The shoe finally drops. Janeway’s war crimes have come home to roost. Helping the Borg defeat Species 8472 got Arturis’s race borgified and he wants revenge, kidnapping Janeway and Seven to get them assimilated. Another strong scene with Seven and Janeway and Seven gets a hilarious line. Obviously, it doesn’t work.
A middling episode, but it satisfyingly brings the season full circle, bookending the war crimes, Janeway’s relationship with Seven, and other reflections like Seven rejecting a return to the collective. Some things DO have consequences. That’s a nice change of pace.
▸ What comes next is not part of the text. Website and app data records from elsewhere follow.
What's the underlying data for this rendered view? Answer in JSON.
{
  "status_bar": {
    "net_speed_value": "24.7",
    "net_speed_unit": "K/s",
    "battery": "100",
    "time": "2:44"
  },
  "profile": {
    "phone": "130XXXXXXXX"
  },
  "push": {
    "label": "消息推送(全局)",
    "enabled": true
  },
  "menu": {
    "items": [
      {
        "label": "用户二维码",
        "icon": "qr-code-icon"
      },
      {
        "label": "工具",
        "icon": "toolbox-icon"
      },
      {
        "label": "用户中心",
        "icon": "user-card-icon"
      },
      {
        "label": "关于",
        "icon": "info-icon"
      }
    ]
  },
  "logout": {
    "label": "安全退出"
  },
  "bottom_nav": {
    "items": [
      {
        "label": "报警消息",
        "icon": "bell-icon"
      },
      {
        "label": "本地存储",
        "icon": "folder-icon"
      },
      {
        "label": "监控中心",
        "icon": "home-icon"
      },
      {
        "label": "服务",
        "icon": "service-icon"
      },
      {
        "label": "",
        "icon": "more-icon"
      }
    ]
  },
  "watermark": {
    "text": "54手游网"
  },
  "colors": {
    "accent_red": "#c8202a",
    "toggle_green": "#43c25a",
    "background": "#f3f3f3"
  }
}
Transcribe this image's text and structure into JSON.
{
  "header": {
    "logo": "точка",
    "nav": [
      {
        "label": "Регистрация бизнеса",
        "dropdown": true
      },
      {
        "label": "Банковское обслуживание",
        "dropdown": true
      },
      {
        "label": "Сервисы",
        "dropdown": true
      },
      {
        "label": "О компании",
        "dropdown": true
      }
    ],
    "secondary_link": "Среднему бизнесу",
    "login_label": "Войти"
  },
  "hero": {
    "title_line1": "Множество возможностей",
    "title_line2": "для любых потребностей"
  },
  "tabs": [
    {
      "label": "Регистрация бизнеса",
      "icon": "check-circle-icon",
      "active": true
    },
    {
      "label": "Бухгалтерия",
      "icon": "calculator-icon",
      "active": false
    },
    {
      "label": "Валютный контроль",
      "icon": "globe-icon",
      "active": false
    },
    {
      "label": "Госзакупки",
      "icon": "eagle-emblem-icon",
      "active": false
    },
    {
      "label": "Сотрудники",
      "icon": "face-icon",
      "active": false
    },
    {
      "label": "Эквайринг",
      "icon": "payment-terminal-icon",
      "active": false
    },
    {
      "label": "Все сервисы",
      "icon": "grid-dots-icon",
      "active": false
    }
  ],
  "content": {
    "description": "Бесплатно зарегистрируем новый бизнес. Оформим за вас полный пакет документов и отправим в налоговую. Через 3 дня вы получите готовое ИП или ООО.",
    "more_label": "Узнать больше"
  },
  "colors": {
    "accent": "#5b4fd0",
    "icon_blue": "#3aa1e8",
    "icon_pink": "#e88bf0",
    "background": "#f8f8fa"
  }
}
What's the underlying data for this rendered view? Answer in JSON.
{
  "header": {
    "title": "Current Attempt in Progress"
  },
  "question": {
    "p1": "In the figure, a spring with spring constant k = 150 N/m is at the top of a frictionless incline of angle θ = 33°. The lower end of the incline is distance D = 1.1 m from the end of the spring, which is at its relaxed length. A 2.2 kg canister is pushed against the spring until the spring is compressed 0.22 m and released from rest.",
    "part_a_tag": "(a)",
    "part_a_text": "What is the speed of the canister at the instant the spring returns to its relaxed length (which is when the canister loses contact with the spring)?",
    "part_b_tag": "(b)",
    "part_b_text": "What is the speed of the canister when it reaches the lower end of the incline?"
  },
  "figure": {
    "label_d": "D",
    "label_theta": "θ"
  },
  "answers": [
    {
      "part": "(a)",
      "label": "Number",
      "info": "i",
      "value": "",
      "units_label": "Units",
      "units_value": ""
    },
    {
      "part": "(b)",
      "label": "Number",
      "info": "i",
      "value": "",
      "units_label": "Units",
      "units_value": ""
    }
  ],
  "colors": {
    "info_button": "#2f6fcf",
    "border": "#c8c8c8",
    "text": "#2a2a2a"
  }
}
Awesome! I’ve been looking forward to this one. No pun intended. The Doctor teaching Seven social skills is a dubious proposition at best; this part’s all a bit clumsy.
You know, I vaguely remember this one from 24 years ago. The crew is allergic to a nebula and must cross it in stasis.
“Sub nucleonic radiation” is devastating to organic tissue, but Seven will be okay… because she’s not organic? Still, the Borg drone who had trouble adjusting to brief solitude being utterly isolated is a good setup. The Doctor being in command is also dubious. Or maybe it’s comedy?
The deck full of “coffins” is aptly eerie. Foreshadowing? Cut to Seven on Day 10. Tom sleepwalks. Found unconscious, he should be dead. Tensions are rising, so the EMH prescribes a trip to the holodeck. It’s interesting how Seven uses the trip to the holodeck but the Doctor wants compliance, not creativity.
The plot complication is a welcome distraction. It turns out to be a false alarm. An interesting consequence of the organic matter integrated into the computer systems. Still, it should have been easily foreseen. The Doctor has been knocked offline outside of the sick bay before.
We don’t need to change the rules to manufacture drama. Still, the tension gets ramped up nicely as Seven is increasingly isolated. A chance encounter brings a pilot with sexual-predator vibes onto the ship. Is he a hallucination? Seven is definitely hallucinating now and the ambiance is positively Hitchcockian.
This part is outstanding especially as it culminates with the Doctor going offline. In retrospect, the slow build here worked exceptionally well and the climax is intense. It’s also nice that the episode had consequences; Seven has grown and we don’t merely revert to the status quo. A solid episode and most of my qualms I can dismiss as early hallucinations or forgive for being necessary to set the plot in motion. The pay-off at the end, for example, made the awkward bit in the teaser worthwhile.
This episode will be fun to ponder and revisit. What was real and what wasn’t? I’m not entirely sure.